"It was just another hobby," Vincent said of 3D printing and laser printing gadgets.

An obvious lover of new technologies and learning the components on how things work, 3D printing and laser work was tacked onto Vincent's "7,000 hobbies," and as it would turn out, Vincent said he was "pretty decent," at curating desirable items.

Also a lover of history, Vincent said he gets the most joy from creating military tools and hand stitching treated leather to recreate the country's founding documents.

Rolling out scrolls of different color variations of stained leather, Vincent showcased the U.S. Constitution, the Bill of Rights and the Declaration of Independence, which Vincent said some that were sold were life-sized.

"With my leatherwork, nothing is imported," Vincent said, adding the U.S. made leather is treated with dyes and his own airbrush techniques to create an antique aesthetic.

"I love keeping things alive," Vincent said, adding the recreation of founding documents was no brainer when mastering laser engraved items.

"In the laser space, it really wasn't a viable business until recent," Vincent said, elaborating on the extreme technical advancements made on machinery in the past few years.

Vincent pointed out the several different laser engravers across his shop, explaining how high-voltage electricity travels through a tube, which focuses on mirrors to create the laser engraving.

He said the beauty of using his equipment is getting it down to a simple on or off switch.

After designing the desired image or letters, Vincent said it's left to a flip of a switch.

"We tell it where to go and 'on' and 'off,'" Vincent said.

In addition to the laser engravings, Vincent's 3D print set up is just as impressive.

Once Vincent programs, designs or lays out the desired object's dimensions, it's then sent to printer, which compacts material into layers to create the desired item.

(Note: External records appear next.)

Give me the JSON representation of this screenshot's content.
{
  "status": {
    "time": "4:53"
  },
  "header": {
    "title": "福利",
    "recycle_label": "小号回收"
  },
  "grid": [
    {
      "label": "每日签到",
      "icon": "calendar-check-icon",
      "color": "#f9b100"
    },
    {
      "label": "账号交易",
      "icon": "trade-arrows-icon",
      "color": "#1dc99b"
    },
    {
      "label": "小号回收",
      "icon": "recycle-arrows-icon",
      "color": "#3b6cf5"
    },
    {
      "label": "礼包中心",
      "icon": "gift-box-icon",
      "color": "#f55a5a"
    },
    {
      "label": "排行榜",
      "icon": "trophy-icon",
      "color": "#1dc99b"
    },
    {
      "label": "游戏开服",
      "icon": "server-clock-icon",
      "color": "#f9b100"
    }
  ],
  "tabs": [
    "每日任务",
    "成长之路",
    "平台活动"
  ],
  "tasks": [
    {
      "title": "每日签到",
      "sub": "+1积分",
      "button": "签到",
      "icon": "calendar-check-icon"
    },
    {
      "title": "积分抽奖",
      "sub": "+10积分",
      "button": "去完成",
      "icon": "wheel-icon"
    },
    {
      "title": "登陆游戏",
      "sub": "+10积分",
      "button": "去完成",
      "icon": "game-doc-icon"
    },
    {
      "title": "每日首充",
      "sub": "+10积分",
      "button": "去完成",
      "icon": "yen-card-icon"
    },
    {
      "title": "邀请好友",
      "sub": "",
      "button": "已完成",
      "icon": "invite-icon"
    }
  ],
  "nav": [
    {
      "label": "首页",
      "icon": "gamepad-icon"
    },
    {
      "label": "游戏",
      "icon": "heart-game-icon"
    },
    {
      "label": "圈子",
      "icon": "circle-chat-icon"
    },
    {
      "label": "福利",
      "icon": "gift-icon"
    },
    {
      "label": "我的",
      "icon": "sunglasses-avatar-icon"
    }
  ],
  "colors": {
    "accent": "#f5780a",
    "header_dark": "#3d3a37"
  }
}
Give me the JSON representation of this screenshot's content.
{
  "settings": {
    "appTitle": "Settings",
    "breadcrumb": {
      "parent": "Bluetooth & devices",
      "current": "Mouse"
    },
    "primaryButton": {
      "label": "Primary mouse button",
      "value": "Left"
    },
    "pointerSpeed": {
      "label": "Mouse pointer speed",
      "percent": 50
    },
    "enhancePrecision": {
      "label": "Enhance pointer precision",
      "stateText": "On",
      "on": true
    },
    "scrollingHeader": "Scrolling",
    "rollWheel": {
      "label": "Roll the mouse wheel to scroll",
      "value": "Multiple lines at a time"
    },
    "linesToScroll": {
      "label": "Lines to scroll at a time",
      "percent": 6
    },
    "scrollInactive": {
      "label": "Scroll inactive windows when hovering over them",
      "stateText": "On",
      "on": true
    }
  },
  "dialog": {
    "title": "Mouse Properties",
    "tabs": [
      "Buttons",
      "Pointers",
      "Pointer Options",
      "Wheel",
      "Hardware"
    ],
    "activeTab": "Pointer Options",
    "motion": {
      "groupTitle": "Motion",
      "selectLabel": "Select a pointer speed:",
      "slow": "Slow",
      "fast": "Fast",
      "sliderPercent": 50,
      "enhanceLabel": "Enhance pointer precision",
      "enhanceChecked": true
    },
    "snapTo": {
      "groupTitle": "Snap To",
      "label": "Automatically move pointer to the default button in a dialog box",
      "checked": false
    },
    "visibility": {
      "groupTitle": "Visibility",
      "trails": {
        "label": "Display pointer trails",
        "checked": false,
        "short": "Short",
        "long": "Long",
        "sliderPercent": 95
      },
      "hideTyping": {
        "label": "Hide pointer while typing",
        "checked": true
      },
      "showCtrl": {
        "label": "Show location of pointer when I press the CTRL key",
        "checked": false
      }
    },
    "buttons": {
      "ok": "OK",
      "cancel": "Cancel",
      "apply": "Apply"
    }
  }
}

Vincent said he uses biodegradable resin, the same plastic material as a milk jug, which comes in various color choices that Vincent hand paints for the desired look.

In addition to providing custom work for a wide range of customers, Vincent also takes time to create for other local makers.

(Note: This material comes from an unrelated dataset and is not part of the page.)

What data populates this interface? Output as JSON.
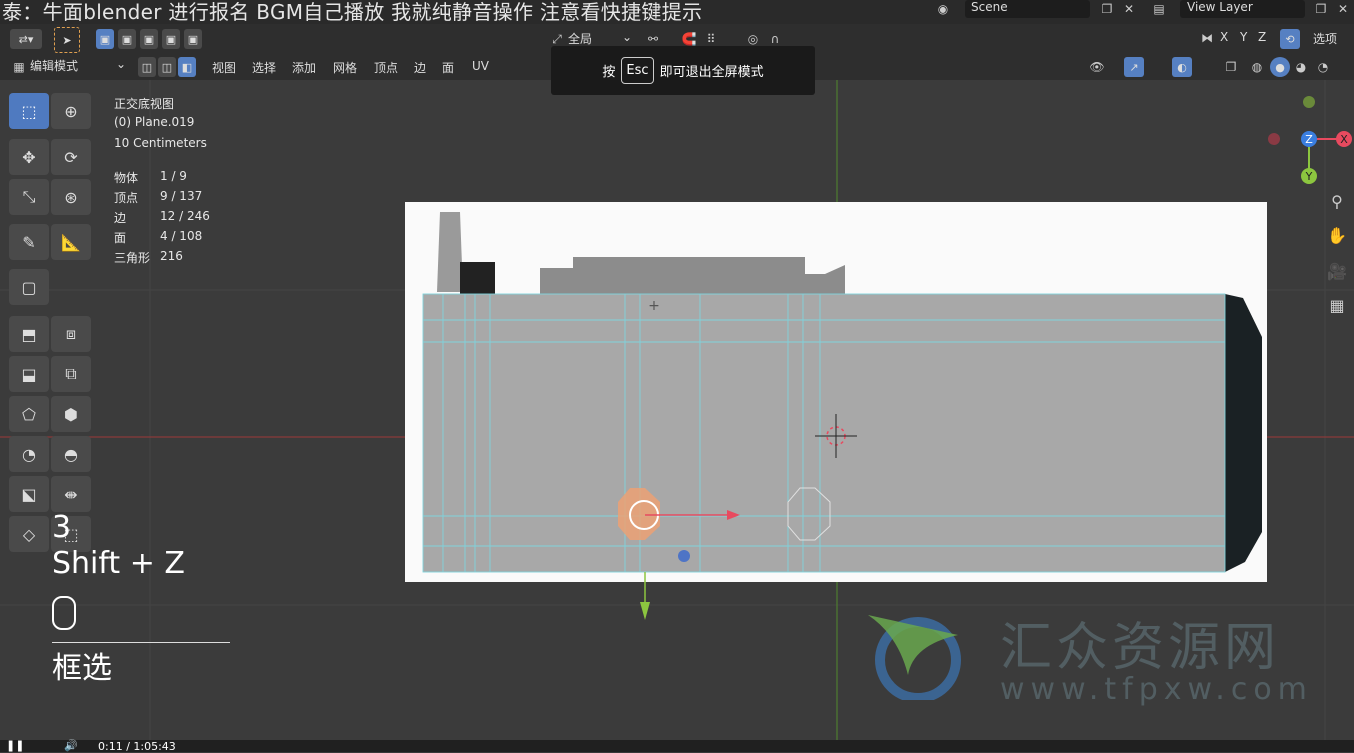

For example, when discussing his hobbies with The Daily Independent, Vincent's 3D printers were operating in the background, the nozzle slowly rotating out the resin to create millinery tools for a local hat maker.

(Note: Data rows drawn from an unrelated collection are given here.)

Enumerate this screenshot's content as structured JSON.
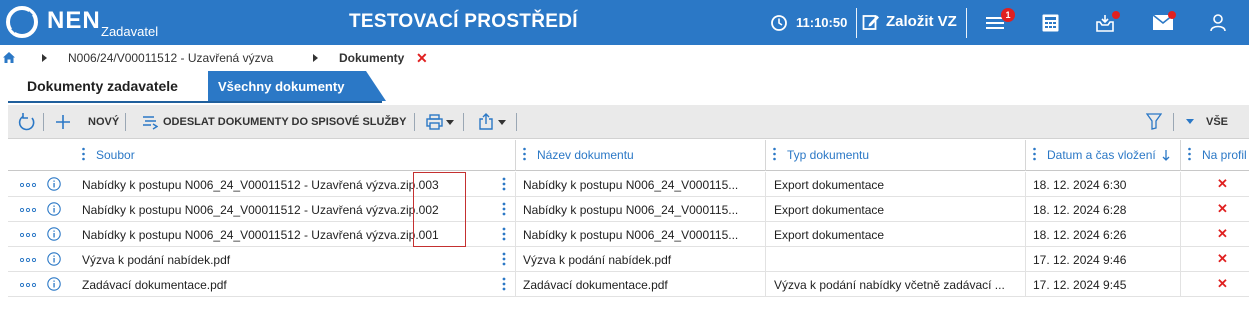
{
  "header": {
    "logo": "NEN",
    "logo_sub": "Zadavatel",
    "environment": "TESTOVACÍ PROSTŘEDÍ",
    "clock": "11:10:50",
    "create_label": "Založit VZ",
    "menu_badge": "1",
    "colors": {
      "bar": "#2b78c6",
      "badge": "#e02020"
    }
  },
  "breadcrumb": {
    "items": [
      "N006/24/V00011512 - Uzavřená výzva",
      "Dokumenty"
    ],
    "close_symbol": "✕"
  },
  "tabs": {
    "active": "Dokumenty zadavatele",
    "other": "Všechny dokumenty"
  },
  "toolbar": {
    "new_label": "NOVÝ",
    "send_label": "ODESLAT DOKUMENTY DO SPISOVÉ SLUŽBY",
    "all_label": "VŠE"
  },
  "table": {
    "columns": [
      "Soubor",
      "Název dokumentu",
      "Typ dokumentu",
      "Datum a čas vložení",
      "Na profil"
    ],
    "rows": [
      {
        "file": "Nabídky k postupu N006_24_V00011512 - Uzavřená výzva.zip.003",
        "name": "Nabídky k postupu N006_24_V000115...",
        "type": "Export dokumentace",
        "date": "18. 12. 2024 6:30",
        "profile": "✕"
      },
      {
        "file": "Nabídky k postupu N006_24_V00011512 - Uzavřená výzva.zip.002",
        "name": "Nabídky k postupu N006_24_V000115...",
        "type": "Export dokumentace",
        "date": "18. 12. 2024 6:28",
        "profile": "✕"
      },
      {
        "file": "Nabídky k postupu N006_24_V00011512 - Uzavřená výzva.zip.001",
        "name": "Nabídky k postupu N006_24_V000115...",
        "type": "Export dokumentace",
        "date": "18. 12. 2024 6:26",
        "profile": "✕"
      },
      {
        "file": "Výzva k podání nabídek.pdf",
        "name": "Výzva k podání nabídek.pdf",
        "type": "",
        "date": "17. 12. 2024 9:46",
        "profile": "✕"
      },
      {
        "file": "Zadávací dokumentace.pdf",
        "name": "Zadávací dokumentace.pdf",
        "type": "Výzva k podání nabídky včetně zadávací ...",
        "date": "17. 12. 2024 9:45",
        "profile": "✕"
      }
    ]
  }
}
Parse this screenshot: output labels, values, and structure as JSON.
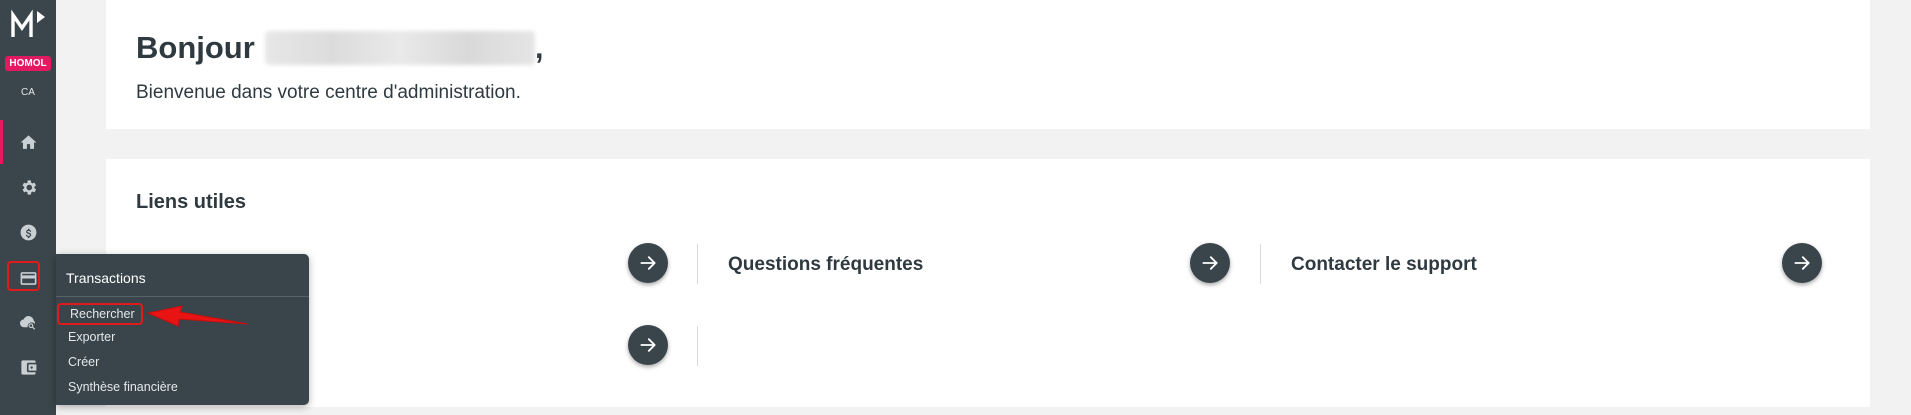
{
  "sidebar": {
    "logo": "M",
    "env_badge": "HOMOL",
    "env_sub": "CA",
    "accent_color": "#e5195f",
    "items": [
      {
        "icon": "home-icon"
      },
      {
        "icon": "gear-icon"
      },
      {
        "icon": "dollar-icon"
      },
      {
        "icon": "credit-card-icon"
      },
      {
        "icon": "cloud-search-icon"
      },
      {
        "icon": "wallet-icon"
      }
    ]
  },
  "welcome": {
    "greeting": "Bonjour",
    "comma": ",",
    "subtitle": "Bienvenue dans votre centre d'administration."
  },
  "links": {
    "title": "Liens utiles",
    "items": [
      {
        "label": "Questions fréquentes"
      },
      {
        "label": "Contacter le support"
      }
    ]
  },
  "flyout": {
    "title": "Transactions",
    "items": [
      "Rechercher",
      "Exporter",
      "Créer",
      "Synthèse financière"
    ]
  }
}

One hat block took a whopping 17 hours to print, Vincent said, leaving plenty of time for him to dabble in creating Patriot and Iroquois-era tools, even war hatchets, axes and tomahawks.

Vincent said he locally sources with several businesses, including Christian Alexander, Gilliam Pharmacy and signage for Cowboys & Angels in Camp Landing.

While Vincent's printer churned out hat blocks, his lasers zapped away at engraving medals for a local high school for personalized student awards.

"Supporting local ... It's all I want to do," Vincent said, explaining he wants everyone to find their niche.

"I want people to learn," Vincent said.

However, "equipment doesn't make an artist," Vincent said, adding a paintbrush doesn't make one a Picasso and a pencil doesn't make someone a writer.

"You have to want to learn," Vincent said.

With his willingness to dabble in all things tech and software, Vincent eventually partnered with Forme & Ash Trading Company to further share his creations and customer base, now sharing his makings as far as the United Kingdom, Brazil and Argentina.

With virtually no software market in northeast Kentucky, "Technology opens the door to stay local," Vincent said.

"People think if its customizable, it has to come from overseas. It doesn't have to be mass produced," Vincent added, believing quality work is more likely out of shops like his.

"It's just incredible to make stuff that makes people happy," Vincent said. "I like making stuff that people like, even if I don't always think it's worth anything."